The conflict also sparked a flood of refugees into neighboring countries.
The crisis will be the focus of global finance officials who gather in Washington this week -- virtually and in person -- for the spring meetings of the International Monetary Fund and World Bank.
The report shows Ukraine suffering a 35 per cent collapse of its economy this year, while Russia's GDP will fall 8.5 per cent -- more than 11 points below the pre-war expectations.
European nations will see much slower growth as the war drives up fuel and food prices, pushing inflation higher around the world and keeping it high for longer than expected.
The United States and China also will feel the effects of the war and the ongoing impact of the Covid-19 pandemic, with US growth expected to slow to 3.7 percent, and China's to 4.4 percent.
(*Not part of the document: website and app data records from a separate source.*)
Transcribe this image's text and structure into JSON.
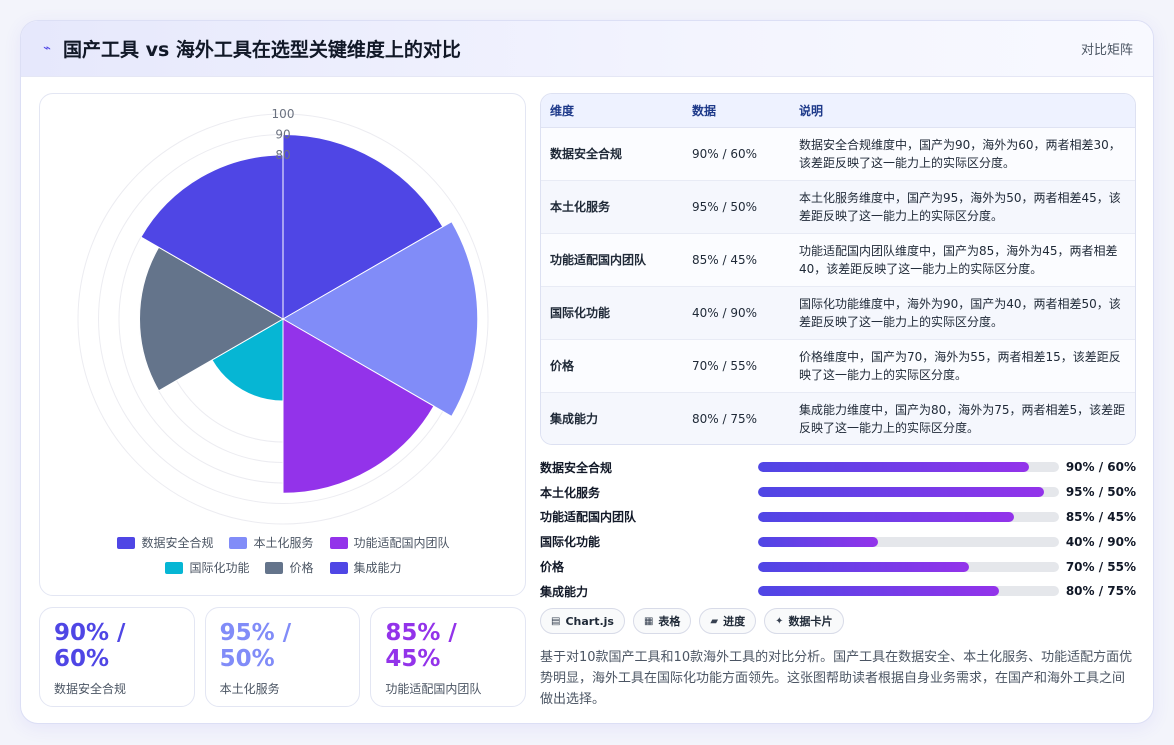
{
  "header": {
    "icon": "chart-line-icon",
    "title": "国产工具 vs 海外工具在选型关键维度上的对比",
    "tag": "对比矩阵"
  },
  "chart_data": {
    "type": "polarArea",
    "categories": [
      "数据安全合规",
      "本土化服务",
      "功能适配国内团队",
      "国际化功能",
      "价格",
      "集成能力"
    ],
    "values": [
      90,
      95,
      85,
      40,
      70,
      80
    ],
    "colors": [
      "#4f46e5",
      "#818cf8",
      "#9333ea",
      "#06b6d4",
      "#64748b",
      "#4f46e5"
    ],
    "r_ticks": [
      80,
      90,
      100
    ],
    "rlim": [
      0,
      100
    ],
    "legend": "bottom"
  },
  "legend": [
    {
      "label": "数据安全合规",
      "color": "#4f46e5"
    },
    {
      "label": "本土化服务",
      "color": "#818cf8"
    },
    {
      "label": "功能适配国内团队",
      "color": "#9333ea"
    },
    {
      "label": "国际化功能",
      "color": "#06b6d4"
    },
    {
      "label": "价格",
      "color": "#64748b"
    },
    {
      "label": "集成能力",
      "color": "#4f46e5"
    }
  ],
  "stats": [
    {
      "value": "90% / 60%",
      "label": "数据安全合规",
      "color": "#4f46e5"
    },
    {
      "value": "95% / 50%",
      "label": "本土化服务",
      "color": "#818cf8"
    },
    {
      "value": "85% / 45%",
      "label": "功能适配国内团队",
      "color": "#9333ea"
    }
  ],
  "table": {
    "headers": [
      "维度",
      "数据",
      "说明"
    ],
    "rows": [
      [
        "数据安全合规",
        "90% / 60%",
        "数据安全合规维度中，国产为90，海外为60，两者相差30，该差距反映了这一能力上的实际区分度。"
      ],
      [
        "本土化服务",
        "95% / 50%",
        "本土化服务维度中，国产为95，海外为50，两者相差45，该差距反映了这一能力上的实际区分度。"
      ],
      [
        "功能适配国内团队",
        "85% / 45%",
        "功能适配国内团队维度中，国产为85，海外为45，两者相差40，该差距反映了这一能力上的实际区分度。"
      ],
      [
        "国际化功能",
        "40% / 90%",
        "国际化功能维度中，海外为90，国产为40，两者相差50，该差距反映了这一能力上的实际区分度。"
      ],
      [
        "价格",
        "70% / 55%",
        "价格维度中，国产为70，海外为55，两者相差15，该差距反映了这一能力上的实际区分度。"
      ],
      [
        "集成能力",
        "80% / 75%",
        "集成能力维度中，国产为80，海外为75，两者相差5，该差距反映了这一能力上的实际区分度。"
      ]
    ]
  },
  "progress": [
    {
      "label": "数据安全合规",
      "value": 90,
      "text": "90% / 60%"
    },
    {
      "label": "本土化服务",
      "value": 95,
      "text": "95% / 50%"
    },
    {
      "label": "功能适配国内团队",
      "value": 85,
      "text": "85% / 45%"
    },
    {
      "label": "国际化功能",
      "value": 40,
      "text": "40% / 90%"
    },
    {
      "label": "价格",
      "value": 70,
      "text": "70% / 55%"
    },
    {
      "label": "集成能力",
      "value": 80,
      "text": "80% / 75%"
    }
  ],
  "chips": [
    {
      "icon": "chart-icon",
      "glyph": "▤",
      "label": "Chart.js"
    },
    {
      "icon": "table-icon",
      "glyph": "▦",
      "label": "表格"
    },
    {
      "icon": "progress-icon",
      "glyph": "▰",
      "label": "进度"
    },
    {
      "icon": "sparkle-icon",
      "glyph": "✦",
      "label": "数据卡片"
    }
  ],
  "description": "基于对10款国产工具和10款海外工具的对比分析。国产工具在数据安全、本土化服务、功能适配方面优势明显，海外工具在国际化功能方面领先。这张图帮助读者根据自身业务需求，在国产和海外工具之间做出选择。"
}
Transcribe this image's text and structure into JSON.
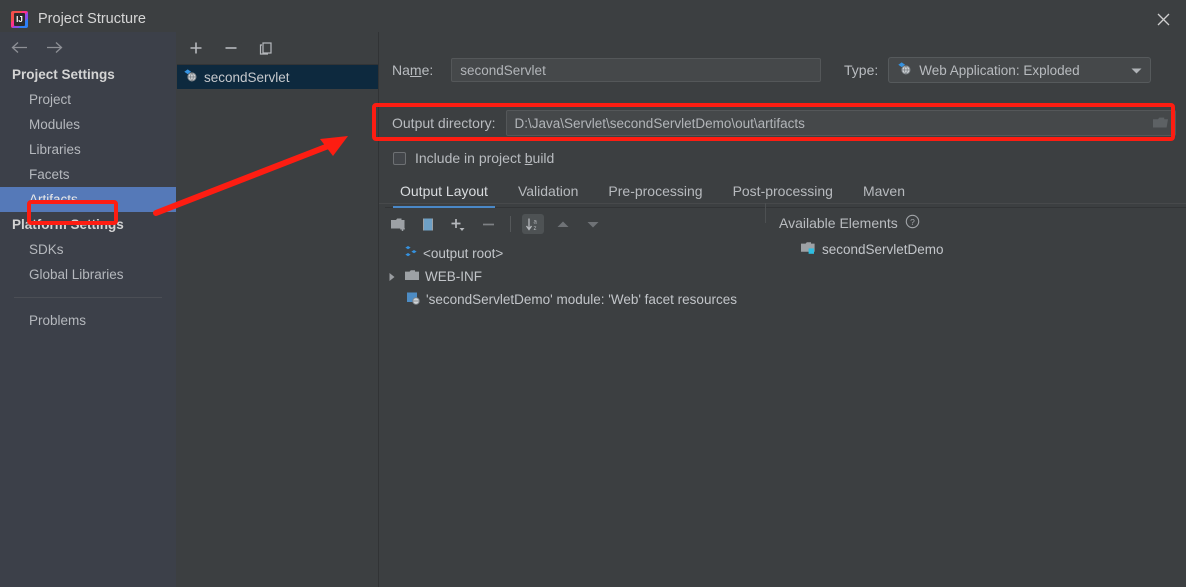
{
  "window": {
    "title": "Project Structure",
    "app_icon": "intellij-idea-icon",
    "close_icon": "close-icon"
  },
  "sidebar": {
    "nav": {
      "back_icon": "arrow-left-icon",
      "forward_icon": "arrow-right-icon"
    },
    "groups": [
      {
        "label": "Project Settings",
        "items": [
          {
            "label": "Project",
            "selected": false
          },
          {
            "label": "Modules",
            "selected": false
          },
          {
            "label": "Libraries",
            "selected": false
          },
          {
            "label": "Facets",
            "selected": false
          },
          {
            "label": "Artifacts",
            "selected": true
          }
        ]
      },
      {
        "label": "Platform Settings",
        "items": [
          {
            "label": "SDKs",
            "selected": false
          },
          {
            "label": "Global Libraries",
            "selected": false
          }
        ]
      }
    ],
    "problems": {
      "label": "Problems"
    }
  },
  "artifacts_panel": {
    "toolbar": [
      {
        "name": "add-artifact-button",
        "glyph": "+"
      },
      {
        "name": "remove-artifact-button",
        "glyph": "−"
      },
      {
        "name": "copy-artifact-button",
        "glyph": "copy-icon"
      }
    ],
    "items": [
      {
        "label": "secondServlet",
        "icon": "web-application-exploded-icon",
        "selected": true
      }
    ]
  },
  "main": {
    "name_field": {
      "label_before": "Na",
      "label_mnemonic": "m",
      "label_after": "e:",
      "value": "secondServlet"
    },
    "type_field": {
      "label": "Type:",
      "value": "Web Application: Exploded",
      "icon": "web-application-exploded-icon",
      "caret_icon": "chevron-down-icon"
    },
    "output_directory": {
      "label": "Output directory:",
      "value": "D:\\Java\\Servlet\\secondServletDemo\\out\\artifacts",
      "browse_icon": "folder-icon"
    },
    "include_checkbox": {
      "label_before": "Include in project ",
      "label_mnemonic": "b",
      "label_after": "uild",
      "checked": false
    },
    "tabs": [
      {
        "label": "Output Layout",
        "active": true
      },
      {
        "label": "Validation",
        "active": false
      },
      {
        "label": "Pre-processing",
        "active": false
      },
      {
        "label": "Post-processing",
        "active": false
      },
      {
        "label": "Maven",
        "active": false
      }
    ],
    "layout_toolbar": [
      {
        "name": "create-directory-button",
        "icon": "new-folder-icon",
        "active": false
      },
      {
        "name": "create-archive-button",
        "icon": "archive-icon",
        "active": false
      },
      {
        "name": "add-copy-button",
        "icon": "add-dropdown-icon",
        "active": false
      },
      {
        "name": "remove-element-button",
        "icon": "minus-icon",
        "active": false
      },
      {
        "name": "sort-button",
        "icon": "sort-alphabetical-icon",
        "active": true
      },
      {
        "name": "move-up-button",
        "icon": "arrow-up-icon",
        "active": false
      },
      {
        "name": "move-down-button",
        "icon": "arrow-down-icon",
        "active": false
      }
    ],
    "output_tree": [
      {
        "label": "<output root>",
        "icon": "artifact-root-icon",
        "expander": "none",
        "indent": 0
      },
      {
        "label": "WEB-INF",
        "icon": "folder-icon",
        "expander": "collapsed",
        "indent": 0
      },
      {
        "label": "'secondServletDemo' module: 'Web' facet resources",
        "icon": "web-facet-icon",
        "expander": "none",
        "indent": 1
      }
    ],
    "available_elements": {
      "title": "Available Elements",
      "help_icon": "help-icon",
      "items": [
        {
          "label": "secondServletDemo",
          "icon": "module-icon"
        }
      ]
    }
  },
  "annotations": {
    "accent_color": "#fd1d12",
    "highlight_artifacts": "Artifacts",
    "highlight_output_directory": "Output directory:"
  },
  "colors": {
    "window_bg": "#3c3f41",
    "sidebar_bg": "#3c4049",
    "selection_blue": "#5579b8",
    "list_selection": "#0d293e",
    "tab_underline": "#4a88c7",
    "annotation_red": "#fd1d12"
  }
}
The official cautioned that the overall outlook is highly uncertain, and things could get drastically worse if the war is prolonged and tougher sanctions imposed on Moscow.
"Growth could slow significantly more while inflation could turn out higher than expected if, for instance, sanctions aimed at ending the war extend to an even broader volume of Russian energy and other exports," he said.
Meanwhile, the pandemic is continuing, and lockdowns in China to defeat renewed coronavirus outbreaks are slowing activity, including in manufacturing hubs, which "could cause new bottlenecks in global supply chains."
The latest crisis hit as the global economy "was on a mending path but had not yet fully recovered from the Covid-19 pandemic," Gourinchas said.
That has fuelled an acceleration of inflation -- expected to hit 5.7 per cent in advanced economies this year and 8.7 per cent in developing nations -- which endangers the gains of the past two years.
And inflation will be elevated for "much longer" than previously expected the report said.
The price pressures have prompted central banks in many countries to begin to raise interest rates to tamp down inflation, but that will hurt highly indebted developing nations, the report noted.
Rising prices were a concern even before the conflict and now shortages caused by the war "will greatly amplify those pressures, notably through increases in the price of energy, metals and food," Gourinchas said.
The official dismissed comparisons with the wage-price spiral seen in the 1970s, but "nevertheless, inflation is a serious concern right now in the US and in other countries," he told reporters during a briefing.
And if price pressures continue to mount "that would call for much more forceful action" from central banks.
That would hit developing nations that have seen debt loads increase with rising interest rates.
Gourinchas added his voice to the call to help countries restructure their debt by improving the G20 Common Framework adopted last year, which was meant to offer a path to restructure large debt loads.
A key hurdle has been the lack of information on the size of debt owed to China, as well as some other lenders, by private companies as well as governments, and the need for private creditors to participate in the debt relief.
It's in the interest of the borrowing country and the creditors "to have an expeditious process," he told reporters.
"We need a process that works much faster and much better in dealing with situations of insolvencies."
World Bank President David Malpass, who has been outspoken on the issue, has said 60 percent of low-income countries already face debt distress or are at high risk.